_Requirement_:
Retype every line of the records exactly.

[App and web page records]
__________

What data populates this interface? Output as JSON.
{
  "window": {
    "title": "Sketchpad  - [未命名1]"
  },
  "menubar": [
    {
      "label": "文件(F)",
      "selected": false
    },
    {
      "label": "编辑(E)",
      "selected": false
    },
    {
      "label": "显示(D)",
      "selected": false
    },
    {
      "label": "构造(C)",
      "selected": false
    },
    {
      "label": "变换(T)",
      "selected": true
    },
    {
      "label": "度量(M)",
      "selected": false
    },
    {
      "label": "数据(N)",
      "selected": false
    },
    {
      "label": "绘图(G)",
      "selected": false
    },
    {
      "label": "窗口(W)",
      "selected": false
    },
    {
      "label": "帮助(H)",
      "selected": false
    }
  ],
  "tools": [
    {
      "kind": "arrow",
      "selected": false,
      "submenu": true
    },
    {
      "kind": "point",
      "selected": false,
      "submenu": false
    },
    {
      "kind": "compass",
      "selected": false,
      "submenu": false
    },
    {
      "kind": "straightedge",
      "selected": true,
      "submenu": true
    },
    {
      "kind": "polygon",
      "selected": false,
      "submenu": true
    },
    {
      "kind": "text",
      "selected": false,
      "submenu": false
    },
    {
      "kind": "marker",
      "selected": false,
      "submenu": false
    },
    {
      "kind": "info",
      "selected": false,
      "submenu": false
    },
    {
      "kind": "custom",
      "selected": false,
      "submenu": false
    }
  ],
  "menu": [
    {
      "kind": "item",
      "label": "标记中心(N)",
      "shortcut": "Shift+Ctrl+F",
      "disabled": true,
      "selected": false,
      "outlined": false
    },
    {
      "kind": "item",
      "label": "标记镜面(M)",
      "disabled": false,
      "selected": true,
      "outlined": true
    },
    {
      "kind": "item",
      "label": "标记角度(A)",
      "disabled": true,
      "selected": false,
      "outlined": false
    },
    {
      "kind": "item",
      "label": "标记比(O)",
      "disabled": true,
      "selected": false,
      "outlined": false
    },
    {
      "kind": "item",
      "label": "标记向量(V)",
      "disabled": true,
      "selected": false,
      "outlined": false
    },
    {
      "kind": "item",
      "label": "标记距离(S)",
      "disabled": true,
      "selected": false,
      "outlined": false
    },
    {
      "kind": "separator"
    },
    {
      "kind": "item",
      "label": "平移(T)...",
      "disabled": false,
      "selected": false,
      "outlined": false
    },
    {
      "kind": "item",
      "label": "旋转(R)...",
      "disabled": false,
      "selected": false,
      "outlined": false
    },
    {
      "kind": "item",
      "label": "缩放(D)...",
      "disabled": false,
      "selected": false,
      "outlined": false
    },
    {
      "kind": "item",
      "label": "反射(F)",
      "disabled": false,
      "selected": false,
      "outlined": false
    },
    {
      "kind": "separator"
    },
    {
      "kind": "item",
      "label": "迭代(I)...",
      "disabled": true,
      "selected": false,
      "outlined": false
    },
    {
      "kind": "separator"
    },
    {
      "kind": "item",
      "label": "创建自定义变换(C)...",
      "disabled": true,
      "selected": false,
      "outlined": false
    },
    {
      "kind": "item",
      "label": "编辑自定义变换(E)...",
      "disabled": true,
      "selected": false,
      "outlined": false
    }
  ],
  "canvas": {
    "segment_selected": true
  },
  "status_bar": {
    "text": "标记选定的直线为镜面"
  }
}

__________

_Result of this task_:
What data populates this interface? Output as JSON.
{
  "window": {
    "title": "Sketchpad  - [未命名1]"
  },
  "menubar": [
    {
      "label": "文件(F)",
      "selected": false
    },
    {
      "label": "编辑(E)",
      "selected": false
    },
    {
      "label": "显示(D)",
      "selected": false
    },
    {
      "label": "构造(C)",
      "selected": false
    },
    {
      "label": "变换(T)",
      "selected": true
    },
    {
      "label": "度量(M)",
      "selected": false
    },
    {
      "label": "数据(N)",
      "selected": false
    },
    {
      "label": "绘图(G)",
      "selected": false
    },
    {
      "label": "窗口(W)",
      "selected": false
    },
    {
      "label": "帮助(H)",
      "selected": false
    }
  ],
  "tools": [
    {
      "kind": "arrow",
      "selected": false,
      "submenu": true
    },
    {
      "kind": "point",
      "selected": false,
      "submenu": false
    },
    {
      "kind": "compass",
      "selected": false,
      "submenu": false
    },
    {
      "kind": "straightedge",
      "selected": true,
      "submenu": true
    },
    {
      "kind": "polygon",
      "selected": false,
      "submenu": true
    },
    {
      "kind": "text",
      "selected": false,
      "submenu": false
    },
    {
      "kind": "marker",
      "selected": false,
      "submenu": false
    },
    {
      "kind": "info",
      "selected": false,
      "submenu": false
    },
    {
      "kind": "custom",
      "selected": false,
      "submenu": false
    }
  ],
  "menu": [
    {
      "kind": "item",
      "label": "标记中心(N)",
      "shortcut": "Shift+Ctrl+F",
      "disabled": true,
      "selected": false,
      "outlined": false
    },
    {
      "kind": "item",
      "label": "标记镜面(M)",
      "disabled": false,
      "selected": true,
      "outlined": true
    },
    {
      "kind": "item",
      "label": "标记角度(A)",
      "disabled": true,
      "selected": false,
      "outlined": false
    },
    {
      "kind": "item",
      "label": "标记比(O)",
      "disabled": true,
      "selected": false,
      "outlined": false
    },
    {
      "kind": "item",
      "label": "标记向量(V)",
      "disabled": true,
      "selected": false,
      "outlined": false
    },
    {
      "kind": "item",
      "label": "标记距离(S)",
      "disabled": true,
      "selected": false,
      "outlined": false
    },
    {
      "kind": "separator"
    },
    {
      "kind": "item",
      "label": "平移(T)...",
      "disabled": false,
      "selected": false,
      "outlined": false
    },
    {
      "kind": "item",
      "label": "旋转(R)...",
      "disabled": false,
      "selected": false,
      "outlined": false
    },
    {
      "kind": "item",
      "label": "缩放(D)...",
      "disabled": false,
      "selected": false,
      "outlined": false
    },
    {
      "kind": "item",
      "label": "反射(F)",
      "disabled": false,
      "selected": false,
      "outlined": false
    },
    {
      "kind": "separator"
    },
    {
      "kind": "item",
      "label": "迭代(I)...",
      "disabled": true,
      "selected": false,
      "outlined": false
    },
    {
      "kind": "separator"
    },
    {
      "kind": "item",
      "label": "创建自定义变换(C)...",
      "disabled": true,
      "selected": false,
      "outlined": false
    },
    {
      "kind": "item",
      "label": "编辑自定义变换(E)...",
      "disabled": true,
      "selected": false,
      "outlined": false
    }
  ],
  "canvas": {
    "segment_selected": true
  },
  "status_bar": {
    "text": "标记选定的直线为镜面"
  }
}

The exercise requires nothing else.